- Now, what if the offeror also had one weakness and three strengths, and somehow was rated “Good” or “Acceptable,” even though the protestor got a “Marginal” with the exact same number of strengths and weaknesses? That could be used as evidence supporting an argument of unequal or disparate treatment. Another example of unequal or disparate treatment would be if both the protestor and the offeror were rated “Satisfactory Confidence” for the Past Performance factor (the possible ratings being: Substantial Confidence, Satisfactory Confidence, Limited Confidence and No Confidence), even though the protestor had twenty recent and relevant projects and the awardee was, for example, a brand new company with no past performance, or, alternatively, an established company that had recently been terminated for default on three projects after getting negative CPARS for years. In either case, it would be hard for the agency to justify assigning the protestor and the awardee the exact same past performance rating.
Using these types of examples, you can start to see how different types of protest arguments are more objective than, and therefore preferable to, others based on mere subjective disagreement.

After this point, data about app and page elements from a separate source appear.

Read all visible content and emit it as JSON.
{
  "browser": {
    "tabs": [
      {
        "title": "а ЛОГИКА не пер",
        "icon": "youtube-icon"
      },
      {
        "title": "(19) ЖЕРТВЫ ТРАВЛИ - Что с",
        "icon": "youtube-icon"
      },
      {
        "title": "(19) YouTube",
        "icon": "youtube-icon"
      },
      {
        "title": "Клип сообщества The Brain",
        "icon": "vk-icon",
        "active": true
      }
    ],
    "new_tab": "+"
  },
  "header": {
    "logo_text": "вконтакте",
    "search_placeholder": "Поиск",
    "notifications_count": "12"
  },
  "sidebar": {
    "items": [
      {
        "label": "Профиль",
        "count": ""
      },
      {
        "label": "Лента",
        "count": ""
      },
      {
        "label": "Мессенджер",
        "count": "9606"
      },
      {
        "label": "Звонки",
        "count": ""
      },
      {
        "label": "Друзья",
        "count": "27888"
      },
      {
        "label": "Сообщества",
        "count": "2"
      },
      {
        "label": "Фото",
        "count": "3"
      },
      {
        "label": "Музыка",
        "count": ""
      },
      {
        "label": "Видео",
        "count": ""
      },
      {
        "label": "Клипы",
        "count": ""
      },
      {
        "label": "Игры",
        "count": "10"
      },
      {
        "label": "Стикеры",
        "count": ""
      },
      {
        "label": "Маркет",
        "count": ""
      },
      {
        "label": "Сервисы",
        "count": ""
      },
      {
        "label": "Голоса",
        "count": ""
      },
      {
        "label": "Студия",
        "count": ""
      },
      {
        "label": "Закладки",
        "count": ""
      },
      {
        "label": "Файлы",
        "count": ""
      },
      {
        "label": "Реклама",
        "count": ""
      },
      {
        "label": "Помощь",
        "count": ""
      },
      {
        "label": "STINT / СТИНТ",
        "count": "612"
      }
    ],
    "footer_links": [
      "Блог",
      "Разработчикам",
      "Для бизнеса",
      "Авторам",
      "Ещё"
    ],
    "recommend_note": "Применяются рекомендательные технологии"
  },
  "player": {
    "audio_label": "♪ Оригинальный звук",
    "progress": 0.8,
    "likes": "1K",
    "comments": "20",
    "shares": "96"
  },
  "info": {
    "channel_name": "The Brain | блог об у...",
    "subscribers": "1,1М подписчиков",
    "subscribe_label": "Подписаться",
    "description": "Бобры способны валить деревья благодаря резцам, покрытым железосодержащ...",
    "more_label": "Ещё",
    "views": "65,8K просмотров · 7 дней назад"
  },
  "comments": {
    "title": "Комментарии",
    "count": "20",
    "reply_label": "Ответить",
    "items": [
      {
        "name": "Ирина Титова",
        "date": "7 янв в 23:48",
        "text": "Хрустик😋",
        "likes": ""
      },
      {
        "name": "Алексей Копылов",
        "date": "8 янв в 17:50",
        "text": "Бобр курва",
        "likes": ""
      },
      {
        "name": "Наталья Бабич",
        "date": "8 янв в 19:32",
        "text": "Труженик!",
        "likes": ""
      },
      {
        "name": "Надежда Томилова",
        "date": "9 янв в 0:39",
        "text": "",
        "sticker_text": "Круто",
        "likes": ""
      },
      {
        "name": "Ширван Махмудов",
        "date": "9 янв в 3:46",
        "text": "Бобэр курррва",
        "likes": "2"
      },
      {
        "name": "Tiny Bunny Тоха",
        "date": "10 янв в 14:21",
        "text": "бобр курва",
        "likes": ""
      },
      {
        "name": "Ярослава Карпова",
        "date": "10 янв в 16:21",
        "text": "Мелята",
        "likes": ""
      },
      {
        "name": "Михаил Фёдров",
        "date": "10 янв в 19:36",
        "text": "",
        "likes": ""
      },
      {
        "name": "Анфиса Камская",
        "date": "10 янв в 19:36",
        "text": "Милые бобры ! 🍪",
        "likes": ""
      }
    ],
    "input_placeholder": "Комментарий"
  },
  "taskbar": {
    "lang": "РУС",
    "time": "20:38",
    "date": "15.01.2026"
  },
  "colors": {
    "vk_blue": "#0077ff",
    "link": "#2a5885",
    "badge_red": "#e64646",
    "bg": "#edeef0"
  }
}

Indeed, not all protests are created equal. The keys to success in the protest world are: recognizing that there is a sliding scale in which some protest arguments are more likely to succeed than others; figuring out where on that scale you are, based on the information you currently have and the arguments that your current information can support; and determining what additional information you might be able to gather to support additional, better arguments. Oftentimes this means working with a legal professional to come up with appropriate debriefing questions and exploring what other information you can amass about the industry and the awardee(s). While protesting is hard, you can win, if you know what you are doing and if you engage in the proper analysis concerning the likelihood of success early on.